------ Supplied data

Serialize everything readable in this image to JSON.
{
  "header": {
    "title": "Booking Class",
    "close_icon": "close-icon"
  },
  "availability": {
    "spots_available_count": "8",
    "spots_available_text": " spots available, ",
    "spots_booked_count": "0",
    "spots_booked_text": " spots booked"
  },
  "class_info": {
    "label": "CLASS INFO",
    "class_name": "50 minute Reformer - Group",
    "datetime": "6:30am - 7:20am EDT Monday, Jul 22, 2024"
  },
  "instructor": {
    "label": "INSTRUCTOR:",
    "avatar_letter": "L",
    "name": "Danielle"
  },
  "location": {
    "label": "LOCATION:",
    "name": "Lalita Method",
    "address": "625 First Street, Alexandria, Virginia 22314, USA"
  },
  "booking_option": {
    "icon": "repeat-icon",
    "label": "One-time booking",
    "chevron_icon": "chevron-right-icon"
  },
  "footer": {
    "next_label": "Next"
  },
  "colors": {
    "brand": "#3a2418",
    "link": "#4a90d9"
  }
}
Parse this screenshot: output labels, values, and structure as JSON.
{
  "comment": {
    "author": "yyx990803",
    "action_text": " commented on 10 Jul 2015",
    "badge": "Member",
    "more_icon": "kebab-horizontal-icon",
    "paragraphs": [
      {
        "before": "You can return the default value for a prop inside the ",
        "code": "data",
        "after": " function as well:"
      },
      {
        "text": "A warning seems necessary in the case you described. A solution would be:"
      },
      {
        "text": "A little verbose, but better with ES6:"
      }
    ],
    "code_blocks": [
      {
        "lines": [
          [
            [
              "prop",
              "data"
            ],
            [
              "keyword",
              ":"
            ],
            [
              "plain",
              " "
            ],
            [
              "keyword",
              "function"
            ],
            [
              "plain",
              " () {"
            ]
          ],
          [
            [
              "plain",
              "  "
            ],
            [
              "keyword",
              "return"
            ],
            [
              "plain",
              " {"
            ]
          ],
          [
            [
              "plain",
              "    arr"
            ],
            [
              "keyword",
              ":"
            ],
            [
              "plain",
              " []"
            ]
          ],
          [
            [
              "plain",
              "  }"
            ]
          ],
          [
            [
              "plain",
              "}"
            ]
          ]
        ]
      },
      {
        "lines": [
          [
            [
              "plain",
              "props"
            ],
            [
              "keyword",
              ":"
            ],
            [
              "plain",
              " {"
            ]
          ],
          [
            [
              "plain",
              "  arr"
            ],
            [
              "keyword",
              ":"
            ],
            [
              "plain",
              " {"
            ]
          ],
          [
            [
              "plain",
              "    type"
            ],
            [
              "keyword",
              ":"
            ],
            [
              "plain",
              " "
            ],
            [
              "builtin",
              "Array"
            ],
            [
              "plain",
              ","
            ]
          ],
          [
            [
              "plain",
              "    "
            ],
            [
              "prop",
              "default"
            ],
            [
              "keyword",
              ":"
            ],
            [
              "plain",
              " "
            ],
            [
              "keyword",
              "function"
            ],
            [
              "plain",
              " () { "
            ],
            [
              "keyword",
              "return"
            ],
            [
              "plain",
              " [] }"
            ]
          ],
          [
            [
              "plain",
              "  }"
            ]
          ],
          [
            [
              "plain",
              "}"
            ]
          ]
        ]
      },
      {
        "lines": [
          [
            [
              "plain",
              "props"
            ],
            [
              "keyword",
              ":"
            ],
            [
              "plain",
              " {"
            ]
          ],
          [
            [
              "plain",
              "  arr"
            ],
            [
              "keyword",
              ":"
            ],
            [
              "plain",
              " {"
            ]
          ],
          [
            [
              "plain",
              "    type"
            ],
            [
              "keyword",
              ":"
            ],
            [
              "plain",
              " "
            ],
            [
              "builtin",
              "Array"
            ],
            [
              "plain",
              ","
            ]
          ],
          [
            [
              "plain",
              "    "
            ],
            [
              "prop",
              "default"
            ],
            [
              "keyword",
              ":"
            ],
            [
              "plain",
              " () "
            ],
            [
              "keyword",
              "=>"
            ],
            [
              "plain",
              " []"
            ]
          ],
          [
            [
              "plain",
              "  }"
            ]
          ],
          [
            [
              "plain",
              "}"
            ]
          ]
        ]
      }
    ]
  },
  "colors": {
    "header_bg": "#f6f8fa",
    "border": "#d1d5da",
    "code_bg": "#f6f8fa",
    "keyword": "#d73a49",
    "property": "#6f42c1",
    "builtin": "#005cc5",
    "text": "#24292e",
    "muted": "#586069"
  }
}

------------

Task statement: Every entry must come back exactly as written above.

Answer area:
Serialize everything readable in this image to JSON.
{
  "header": {
    "title": "Booking Class",
    "close_icon": "close-icon"
  },
  "availability": {
    "spots_available_count": "8",
    "spots_available_text": " spots available, ",
    "spots_booked_count": "0",
    "spots_booked_text": " spots booked"
  },
  "class_info": {
    "label": "CLASS INFO",
    "class_name": "50 minute Reformer - Group",
    "datetime": "6:30am - 7:20am EDT Monday, Jul 22, 2024"
  },
  "instructor": {
    "label": "INSTRUCTOR:",
    "avatar_letter": "L",
    "name": "Danielle"
  },
  "location": {
    "label": "LOCATION:",
    "name": "Lalita Method",
    "address": "625 First Street, Alexandria, Virginia 22314, USA"
  },
  "booking_option": {
    "icon": "repeat-icon",
    "label": "One-time booking",
    "chevron_icon": "chevron-right-icon"
  },
  "footer": {
    "next_label": "Next"
  },
  "colors": {
    "brand": "#3a2418",
    "link": "#4a90d9"
  }
}
Parse this screenshot: output labels, values, and structure as JSON.
{
  "comment": {
    "author": "yyx990803",
    "action_text": " commented on 10 Jul 2015",
    "badge": "Member",
    "more_icon": "kebab-horizontal-icon",
    "paragraphs": [
      {
        "before": "You can return the default value for a prop inside the ",
        "code": "data",
        "after": " function as well:"
      },
      {
        "text": "A warning seems necessary in the case you described. A solution would be:"
      },
      {
        "text": "A little verbose, but better with ES6:"
      }
    ],
    "code_blocks": [
      {
        "lines": [
          [
            [
              "prop",
              "data"
            ],
            [
              "keyword",
              ":"
            ],
            [
              "plain",
              " "
            ],
            [
              "keyword",
              "function"
            ],
            [
              "plain",
              " () {"
            ]
          ],
          [
            [
              "plain",
              "  "
            ],
            [
              "keyword",
              "return"
            ],
            [
              "plain",
              " {"
            ]
          ],
          [
            [
              "plain",
              "    arr"
            ],
            [
              "keyword",
              ":"
            ],
            [
              "plain",
              " []"
            ]
          ],
          [
            [
              "plain",
              "  }"
            ]
          ],
          [
            [
              "plain",
              "}"
            ]
          ]
        ]
      },
      {
        "lines": [
          [
            [
              "plain",
              "props"
            ],
            [
              "keyword",
              ":"
            ],
            [
              "plain",
              " {"
            ]
          ],
          [
            [
              "plain",
              "  arr"
            ],
            [
              "keyword",
              ":"
            ],
            [
              "plain",
              " {"
            ]
          ],
          [
            [
              "plain",
              "    type"
            ],
            [
              "keyword",
              ":"
            ],
            [
              "plain",
              " "
            ],
            [
              "builtin",
              "Array"
            ],
            [
              "plain",
              ","
            ]
          ],
          [
            [
              "plain",
              "    "
            ],
            [
              "prop",
              "default"
            ],
            [
              "keyword",
              ":"
            ],
            [
              "plain",
              " "
            ],
            [
              "keyword",
              "function"
            ],
            [
              "plain",
              " () { "
            ],
            [
              "keyword",
              "return"
            ],
            [
              "plain",
              " [] }"
            ]
          ],
          [
            [
              "plain",
              "  }"
            ]
          ],
          [
            [
              "plain",
              "}"
            ]
          ]
        ]
      },
      {
        "lines": [
          [
            [
              "plain",
              "props"
            ],
            [
              "keyword",
              ":"
            ],
            [
              "plain",
              " {"
            ]
          ],
          [
            [
              "plain",
              "  arr"
            ],
            [
              "keyword",
              ":"
            ],
            [
              "plain",
              " {"
            ]
          ],
          [
            [
              "plain",
              "    type"
            ],
            [
              "keyword",
              ":"
            ],
            [
              "plain",
              " "
            ],
            [
              "builtin",
              "Array"
            ],
            [
              "plain",
              ","
            ]
          ],
          [
            [
              "plain",
              "    "
            ],
            [
              "prop",
              "default"
            ],
            [
              "keyword",
              ":"
            ],
            [
              "plain",
              " () "
            ],
            [
              "keyword",
              "=>"
            ],
            [
              "plain",
              " []"
            ]
          ],
          [
            [
              "plain",
              "  }"
            ]
          ],
          [
            [
              "plain",
              "}"
            ]
          ]
        ]
      }
    ]
  },
  "colors": {
    "header_bg": "#f6f8fa",
    "border": "#d1d5da",
    "code_bg": "#f6f8fa",
    "keyword": "#d73a49",
    "property": "#6f42c1",
    "builtin": "#005cc5",
    "text": "#24292e",
    "muted": "#586069"
  }
}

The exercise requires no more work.